Thanks to the team at the Strathclyde library, past editions are now archived online.
The back catalogue provides a fascinating real-time tracker of Scottish economic history through the eyes of past Fraser economists.
A trip back in time is especially poignant just now. It offers a reminder of the ability of our economy to bounce-back from all manner of challenges. But it also highlights the destructive power an economic downturn can have on industries, communities and families long-after growth returns.
This crisis is no different.
Figures last month showed a contraction in the Scottish economy of almost 19% in April. Since its peak in February, economic activity has fallen nearly 25%.
Much of this is a direct consequence of the lockdown. And whilst there will be some bounce-back in the coming weeks as businesses re-open, the economic crisis is only just beginning.
Employment in Scotland is already down 50,000 on this time last year. With 750,000 workers furloughed or supported by self-employment schemes, and vacancies at a record low, unemployment will rise sharply in the months to come.
Of course, we are not alone. The global economy is on track to contract by up to 8% this year. World export orders have fallen to their lowest level on record. Freight traffic is down 30%.
What about the outlook?
Last week, we published our latest commentary, with the current crop of Fraser economists setting out a number of scenarios. These range from an ‘optimistic’ scenario with a relatively quick recovery by the end of 2021, through to a ‘pessimistic’ scenario where the recovery lasts to mid-2024.
Which outcome is more likely is, at this stage, uncertain. In recent days, we’ve heard lots from government – both Holyrood and Westminster – about all sorts of plans to accelerate the recovery.
The Scottish Government have even set out a 10-point plan for the Chancellor. Indeed, no-one is spared their lecture on economic policymaking, not even the Bank of England. It would be interesting to see the reaction of Ministers should HM Treasury return such a favour!
If we can take one lesson from past recessions, it is that doing too little is typically worse for the economy in the long-term than doing too much. Long-term economic scarring means long-term damage for living standards too, particularly those least able to withstand it.

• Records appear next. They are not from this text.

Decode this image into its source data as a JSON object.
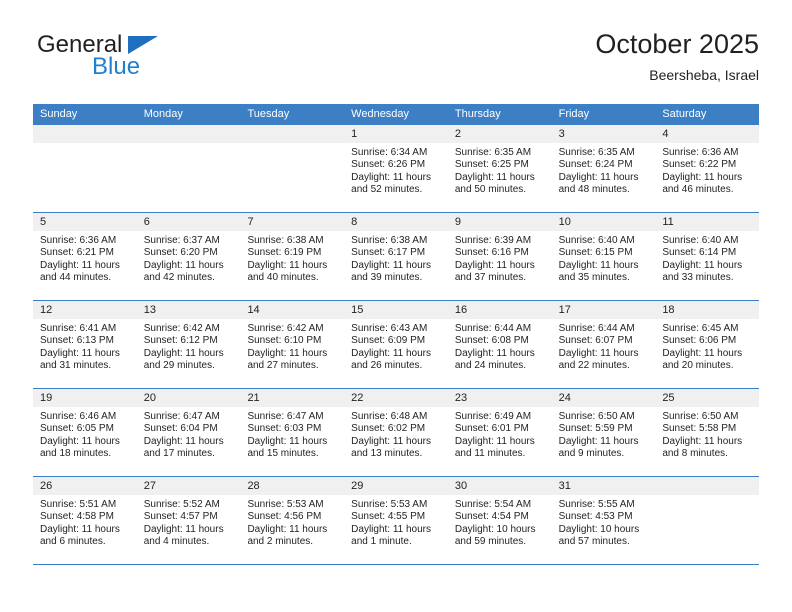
{
  "brand": {
    "name_top": "General",
    "name_bottom": "Blue",
    "accent_color": "#1f7fd0",
    "triangle_color": "#1f6fc0"
  },
  "header": {
    "title": "October 2025",
    "subtitle": "Beersheba, Israel"
  },
  "calendar": {
    "header_bg": "#3c7fc4",
    "day_band_bg": "#f0f0f0",
    "weekdays": [
      "Sunday",
      "Monday",
      "Tuesday",
      "Wednesday",
      "Thursday",
      "Friday",
      "Saturday"
    ],
    "labels": {
      "sunrise": "Sunrise:",
      "sunset": "Sunset:",
      "daylight": "Daylight:"
    },
    "weeks": [
      [
        {
          "day": "",
          "empty": true
        },
        {
          "day": "",
          "empty": true
        },
        {
          "day": "",
          "empty": true
        },
        {
          "day": "1",
          "sunrise": "Sunrise: 6:34 AM",
          "sunset": "Sunset: 6:26 PM",
          "daylight_1": "Daylight: 11 hours",
          "daylight_2": "and 52 minutes."
        },
        {
          "day": "2",
          "sunrise": "Sunrise: 6:35 AM",
          "sunset": "Sunset: 6:25 PM",
          "daylight_1": "Daylight: 11 hours",
          "daylight_2": "and 50 minutes."
        },
        {
          "day": "3",
          "sunrise": "Sunrise: 6:35 AM",
          "sunset": "Sunset: 6:24 PM",
          "daylight_1": "Daylight: 11 hours",
          "daylight_2": "and 48 minutes."
        },
        {
          "day": "4",
          "sunrise": "Sunrise: 6:36 AM",
          "sunset": "Sunset: 6:22 PM",
          "daylight_1": "Daylight: 11 hours",
          "daylight_2": "and 46 minutes."
        }
      ],
      [
        {
          "day": "5",
          "sunrise": "Sunrise: 6:36 AM",
          "sunset": "Sunset: 6:21 PM",
          "daylight_1": "Daylight: 11 hours",
          "daylight_2": "and 44 minutes."
        },
        {
          "day": "6",
          "sunrise": "Sunrise: 6:37 AM",
          "sunset": "Sunset: 6:20 PM",
          "daylight_1": "Daylight: 11 hours",
          "daylight_2": "and 42 minutes."
        },
        {
          "day": "7",
          "sunrise": "Sunrise: 6:38 AM",
          "sunset": "Sunset: 6:19 PM",
          "daylight_1": "Daylight: 11 hours",
          "daylight_2": "and 40 minutes."
        },
        {
          "day": "8",
          "sunrise": "Sunrise: 6:38 AM",
          "sunset": "Sunset: 6:17 PM",
          "daylight_1": "Daylight: 11 hours",
          "daylight_2": "and 39 minutes."
        },
        {
          "day": "9",
          "sunrise": "Sunrise: 6:39 AM",
          "sunset": "Sunset: 6:16 PM",
          "daylight_1": "Daylight: 11 hours",
          "daylight_2": "and 37 minutes."
        },
        {
          "day": "10",
          "sunrise": "Sunrise: 6:40 AM",
          "sunset": "Sunset: 6:15 PM",
          "daylight_1": "Daylight: 11 hours",
          "daylight_2": "and 35 minutes."
        },
        {
          "day": "11",
          "sunrise": "Sunrise: 6:40 AM",
          "sunset": "Sunset: 6:14 PM",
          "daylight_1": "Daylight: 11 hours",
          "daylight_2": "and 33 minutes."
        }
      ],
      [
        {
          "day": "12",
          "sunrise": "Sunrise: 6:41 AM",
          "sunset": "Sunset: 6:13 PM",
          "daylight_1": "Daylight: 11 hours",
          "daylight_2": "and 31 minutes."
        },
        {
          "day": "13",
          "sunrise": "Sunrise: 6:42 AM",
          "sunset": "Sunset: 6:12 PM",
          "daylight_1": "Daylight: 11 hours",
          "daylight_2": "and 29 minutes."
        },
        {
          "day": "14",
          "sunrise": "Sunrise: 6:42 AM",
          "sunset": "Sunset: 6:10 PM",
          "daylight_1": "Daylight: 11 hours",
          "daylight_2": "and 27 minutes."
        },
        {
          "day": "15",
          "sunrise": "Sunrise: 6:43 AM",
          "sunset": "Sunset: 6:09 PM",
          "daylight_1": "Daylight: 11 hours",
          "daylight_2": "and 26 minutes."
        },
        {
          "day": "16",
          "sunrise": "Sunrise: 6:44 AM",
          "sunset": "Sunset: 6:08 PM",
          "daylight_1": "Daylight: 11 hours",
          "daylight_2": "and 24 minutes."
        },
        {
          "day": "17",
          "sunrise": "Sunrise: 6:44 AM",
          "sunset": "Sunset: 6:07 PM",
          "daylight_1": "Daylight: 11 hours",
          "daylight_2": "and 22 minutes."
        },
        {
          "day": "18",
          "sunrise": "Sunrise: 6:45 AM",
          "sunset": "Sunset: 6:06 PM",
          "daylight_1": "Daylight: 11 hours",
          "daylight_2": "and 20 minutes."
        }
      ],
      [
        {
          "day": "19",
          "sunrise": "Sunrise: 6:46 AM",
          "sunset": "Sunset: 6:05 PM",
          "daylight_1": "Daylight: 11 hours",
          "daylight_2": "and 18 minutes."
        },
        {
          "day": "20",
          "sunrise": "Sunrise: 6:47 AM",
          "sunset": "Sunset: 6:04 PM",
          "daylight_1": "Daylight: 11 hours",
          "daylight_2": "and 17 minutes."
        },
        {
          "day": "21",
          "sunrise": "Sunrise: 6:47 AM",
          "sunset": "Sunset: 6:03 PM",
          "daylight_1": "Daylight: 11 hours",
          "daylight_2": "and 15 minutes."
        },
        {
          "day": "22",
          "sunrise": "Sunrise: 6:48 AM",
          "sunset": "Sunset: 6:02 PM",
          "daylight_1": "Daylight: 11 hours",
          "daylight_2": "and 13 minutes."
        },
        {
          "day": "23",
          "sunrise": "Sunrise: 6:49 AM",
          "sunset": "Sunset: 6:01 PM",
          "daylight_1": "Daylight: 11 hours",
          "daylight_2": "and 11 minutes."
        },
        {
          "day": "24",
          "sunrise": "Sunrise: 6:50 AM",
          "sunset": "Sunset: 5:59 PM",
          "daylight_1": "Daylight: 11 hours",
          "daylight_2": "and 9 minutes."
        },
        {
          "day": "25",
          "sunrise": "Sunrise: 6:50 AM",
          "sunset": "Sunset: 5:58 PM",
          "daylight_1": "Daylight: 11 hours",
          "daylight_2": "and 8 minutes."
        }
      ],
      [
        {
          "day": "26",
          "sunrise": "Sunrise: 5:51 AM",
          "sunset": "Sunset: 4:58 PM",
          "daylight_1": "Daylight: 11 hours",
          "daylight_2": "and 6 minutes."
        },
        {
          "day": "27",
          "sunrise": "Sunrise: 5:52 AM",
          "sunset": "Sunset: 4:57 PM",
          "daylight_1": "Daylight: 11 hours",
          "daylight_2": "and 4 minutes."
        },
        {
          "day": "28",
          "sunrise": "Sunrise: 5:53 AM",
          "sunset": "Sunset: 4:56 PM",
          "daylight_1": "Daylight: 11 hours",
          "daylight_2": "and 2 minutes."
        },
        {
          "day": "29",
          "sunrise": "Sunrise: 5:53 AM",
          "sunset": "Sunset: 4:55 PM",
          "daylight_1": "Daylight: 11 hours",
          "daylight_2": "and 1 minute."
        },
        {
          "day": "30",
          "sunrise": "Sunrise: 5:54 AM",
          "sunset": "Sunset: 4:54 PM",
          "daylight_1": "Daylight: 10 hours",
          "daylight_2": "and 59 minutes."
        },
        {
          "day": "31",
          "sunrise": "Sunrise: 5:55 AM",
          "sunset": "Sunset: 4:53 PM",
          "daylight_1": "Daylight: 10 hours",
          "daylight_2": "and 57 minutes."
        },
        {
          "day": "",
          "empty": true
        }
      ]
    ]
  }
}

But for all that an economic stimulus is the right thing to do, we cannot lose sight of the importance of getting the basics right – from the re-opening of schools through to the effective rollout of testing and tracking.
It would be wrong however, to think that our politicians are the only ones with the ability to shape the recovery. All of us have a role to play.
Our latest Fraser Commentary shows that the greatest risk to our economy is a ‘second wave’ of infections. It would destabilise markets, erode confidence and may even spark a private debt crisis. A further shutdown would wipe-out what is left of many businesses’ reserves, lead to a sharper spike in unemployment, and prolong the downturn.
It is understandable that there is a demand to return to ‘normal’ sooner rather than later. But if we are to look back on this episode in 45 years’ time, the greatest factor driving the speed of recovery will not be the latest new policy initiative, but our collective response as a country to eliminate this virus. Significant progress has been made since the start of the lockdown. Continuing to follow the public health advice is the best way to support our economy, not just now, but in the future.